Two hundred and ninety-two

“They told me that most likely there would be enough volunteers to help serve food, and what was really needed is people to just sit and chat with those having a free meal.” 

What an amazing, inspirational evening!  I spoke two days ago of what it means to be on the front lines and I met some people tonight who devote their lives to helping people in need.

A couple weeks ago I contacted my friend Andrew (one of those people who radiates kindness, is a good person to the very core and gives more of himself than he keeps) to see if he needed any volunteer help with one of the numerous projects he takes on.  He told me to meet him at a tiny church just west of Bathurst on Queen on December 17th to help with their Saturday night free meal, a place he and his wife Steph used to help out at regularly when they lived in the area.

Every Saturday at 5:30 pm, the Toronto Alliance Church provides a free meal (tonight’s was soup, salad, banana and cookies); clothing rooms where those attending can pick out five items (hats, mittens, pants, shoes, shirts, etc); a food bank; a prayer room; and a nurse who cleans their feet, looks for pressure sores and athletes feet, and helps with any other problems they might be having.  The space isn’t huge, but they feed and help a large number of those in need – some homeless, some not.  I would say there were at least twenty volunteers there helping with everything from preparing the food, to serving, to helping in the clothing and food bank rooms, to cleaning.

The door to the Toronto Alliance Church is hard to find.  I almost walked past it.  Andrew and Steph asked me if I had any questions before we walked up the twenty or so steps into a medium-sized room bustling with people, food and energy.  They told me that most likely there would be enough volunteers to help serve food, and what was really needed is people to just sit and chat with those having a free meal.  A lot of the people there are looking for some company.  I was a little nervous.
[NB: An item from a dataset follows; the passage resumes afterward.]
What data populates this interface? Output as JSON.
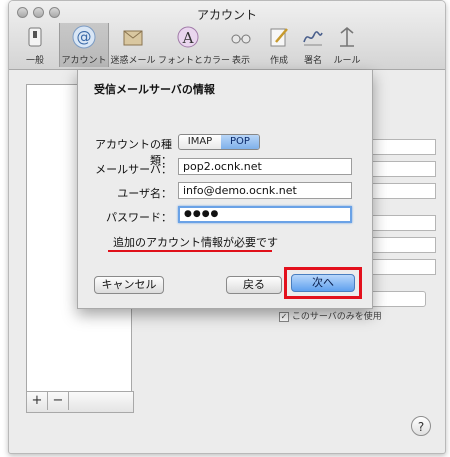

After a tour of the operation, Steph went to help in the prayer room and Andrew and I wandered in to the dining area to find some seats.  I have to admit, I didn’t know how to react.  Andrew knew a few of the people there and was chatting with them.  I just stood there feeling slightly out of place.  I wanted to help, but I didn’t know how.

Then we sat down and I found out what I was there for.  I was there just to chat, hang out, connect, ask questions and just be there.  The more I felt comfortable, the more I found out.  These are interesting people.  The man across from me was writing his autobiography.  Another man at the table told me the scientific reason why cranberries are good for your urinary tract.  Another was an incredible harmonica player and blues singer (although a little crazy too).  A few of them gave me a hard time about being too sweet.

Then there was the woman sitting next to me.  In her late-sixties and Ukrainian, she warmed up to me as we chatted.  Sometimes we talked about her grandchildren in the Ukraine.  Sometimes about her bachelor apartment on Jane St. and her old job as a housekeeper at a seniors home.  Sometimes we just sat in silence because of our language barrier.  She told me about how she might have to have an operation, but her heart is bad and she is scared.  We talked about how she’s trying to decide if she will go back to the Ukraine where her family is.  She hugged and kissed me when she left.

It’s for people like her, and those other men that these programs are so important.  A community, a free meal, clothing, care and companionship.  I feel grateful I could be a small part of it for a day.

The church is looking to get a bigger space so they can help more people, but it’s an uphill battle.  They need millions of dollars raised to buy a new building and with a small church congregation, it is hard.  If anyone deserves money, it’s these people.  The Pastor Bill and his wife Donna are wonderful, kind people who devote their energy every day to fostering a community and connecting with the people in their area (an area which is full of homeless).  The church’s mission is to “restore broken lives”.  Although I am not religious in the same sense as these amazing people, I can’t say enough about what they are doing here.

Donna has also written a book, Confessions of a Not-So-Average Girl, which just got published.  It helps young women deal with alcoholic and neglectful parents – a story she grew up in herself.

Tonight has inspired me to do more volunteering on a regular basis for valuable groups such as this one, and get my butt on the front line.